Wait...what? Gas demand has fallen to its lowest level since June, and somehow Illinois' gas prices went up...does that even make sense?

I don't know about the "making sense" part, but the rest of that is true.

According to a report from AAA Chicago, while the drop isn’t out of the ordinary for this time of year (people tend to drive less in the fall), it is a staggering 14% less than last October.

Molly Hart, spokesperson for AAA:

The U.S. has a very healthy level of gasoline stocks due to lower demand and that is keeping gas prices low. The majority of states have cheaper gas prices compared to last month, many paying 3 to 8 cents less. That downward trend at the pump is likely to continue.

You'll notice that Molly said "the majority of states." Not everyone is paying three to eight cents less per gallon, especially here in the Midwest. On the week, five states in the Midwest saw gas prices increase: Ohio (+7 cents), Kentucky (+6 cents), Michigan (+5 cents), Indiana (+1 cent) and Illinois (+1 cent). Of the states with cheaper weekly prices, 20 averages are 2 to 5 cents less than last Monday.

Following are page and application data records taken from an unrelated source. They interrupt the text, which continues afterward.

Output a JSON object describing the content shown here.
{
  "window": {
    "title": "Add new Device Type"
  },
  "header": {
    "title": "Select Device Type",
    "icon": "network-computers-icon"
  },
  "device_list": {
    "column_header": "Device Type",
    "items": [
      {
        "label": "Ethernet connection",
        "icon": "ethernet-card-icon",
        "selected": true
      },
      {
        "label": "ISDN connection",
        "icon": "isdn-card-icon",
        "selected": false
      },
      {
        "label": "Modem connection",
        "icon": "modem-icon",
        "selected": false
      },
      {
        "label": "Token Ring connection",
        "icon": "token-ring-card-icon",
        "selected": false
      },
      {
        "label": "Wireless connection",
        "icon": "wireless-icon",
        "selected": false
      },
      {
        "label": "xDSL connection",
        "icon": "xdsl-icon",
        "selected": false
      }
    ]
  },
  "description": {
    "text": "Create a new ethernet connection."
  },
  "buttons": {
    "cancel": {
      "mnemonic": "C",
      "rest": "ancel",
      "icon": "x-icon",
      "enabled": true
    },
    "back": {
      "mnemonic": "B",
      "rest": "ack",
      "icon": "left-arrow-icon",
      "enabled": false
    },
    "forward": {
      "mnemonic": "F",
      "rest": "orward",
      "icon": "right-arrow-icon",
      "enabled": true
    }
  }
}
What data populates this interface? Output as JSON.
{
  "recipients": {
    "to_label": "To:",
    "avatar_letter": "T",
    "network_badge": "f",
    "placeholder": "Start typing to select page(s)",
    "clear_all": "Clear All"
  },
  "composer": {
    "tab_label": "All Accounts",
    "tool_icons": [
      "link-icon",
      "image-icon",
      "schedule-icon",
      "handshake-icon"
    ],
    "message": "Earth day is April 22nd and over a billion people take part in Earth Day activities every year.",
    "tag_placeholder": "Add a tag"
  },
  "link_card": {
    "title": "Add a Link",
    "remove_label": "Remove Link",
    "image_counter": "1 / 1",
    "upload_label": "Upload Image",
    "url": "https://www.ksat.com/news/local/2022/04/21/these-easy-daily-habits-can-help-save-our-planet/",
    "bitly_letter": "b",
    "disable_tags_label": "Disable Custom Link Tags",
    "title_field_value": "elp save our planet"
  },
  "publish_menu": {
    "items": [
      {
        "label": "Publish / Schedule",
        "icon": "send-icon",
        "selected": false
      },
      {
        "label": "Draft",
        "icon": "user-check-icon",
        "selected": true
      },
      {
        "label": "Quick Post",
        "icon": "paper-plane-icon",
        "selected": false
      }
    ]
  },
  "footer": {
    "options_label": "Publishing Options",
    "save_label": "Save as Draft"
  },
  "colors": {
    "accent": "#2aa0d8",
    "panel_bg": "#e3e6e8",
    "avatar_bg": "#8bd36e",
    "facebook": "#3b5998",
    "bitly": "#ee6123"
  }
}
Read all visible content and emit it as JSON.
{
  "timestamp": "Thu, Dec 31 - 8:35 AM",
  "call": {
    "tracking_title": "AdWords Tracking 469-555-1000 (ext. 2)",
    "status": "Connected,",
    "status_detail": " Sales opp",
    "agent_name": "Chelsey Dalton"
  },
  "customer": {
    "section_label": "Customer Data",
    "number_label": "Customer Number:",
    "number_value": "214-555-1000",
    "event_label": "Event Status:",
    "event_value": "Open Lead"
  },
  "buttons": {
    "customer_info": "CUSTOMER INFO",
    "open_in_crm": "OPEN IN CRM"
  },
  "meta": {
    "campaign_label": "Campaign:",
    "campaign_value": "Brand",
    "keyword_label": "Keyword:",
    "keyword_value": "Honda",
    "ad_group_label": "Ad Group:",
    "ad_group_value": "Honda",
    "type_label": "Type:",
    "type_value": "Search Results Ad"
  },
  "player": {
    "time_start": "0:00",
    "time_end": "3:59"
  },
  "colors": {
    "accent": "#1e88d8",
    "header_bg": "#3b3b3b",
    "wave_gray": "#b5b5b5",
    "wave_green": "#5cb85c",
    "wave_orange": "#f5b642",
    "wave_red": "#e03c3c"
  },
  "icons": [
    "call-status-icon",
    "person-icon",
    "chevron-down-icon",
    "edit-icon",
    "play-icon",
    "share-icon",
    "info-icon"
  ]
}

To add to the mix, we've got Tropical Storm Zeta threatening the Gulf of Mexico (and potentially becoming a hurricane by Wednesday). Normally, those conditions could have an effect on gas prices nationwide, but because of our current gasoline surpluses, experts like AAA Chicago don't expect higher gas prices as a result.

Monday

Sunday

Week Ago

Month Ago

One Year Ago

National

$2.160$2.162$2.167$2.189$2.609

Chicago Metro

$2.334$2.340$2.321$2.426$2.783

Chicago City

$2.592$2.588$2.602$2.643$3.029

Bloomington

$2.262$2.264$2.117$2.210$2.549

Champaign

$2.206$2.208$2.185$2.223$2.497

Peoria

$2.307$2.310$2.313$2.329$2.615

Rockford

$2.215$2.220$2.216$2.275$2.573

Springfield

$2.244$2.246$2.089$2.187$2.464

Fort Wayne, IN

$2.067$2.074$2.037$2.143$2.342

South Bend IN

$2.036$2.052$2.018$2.120$2.410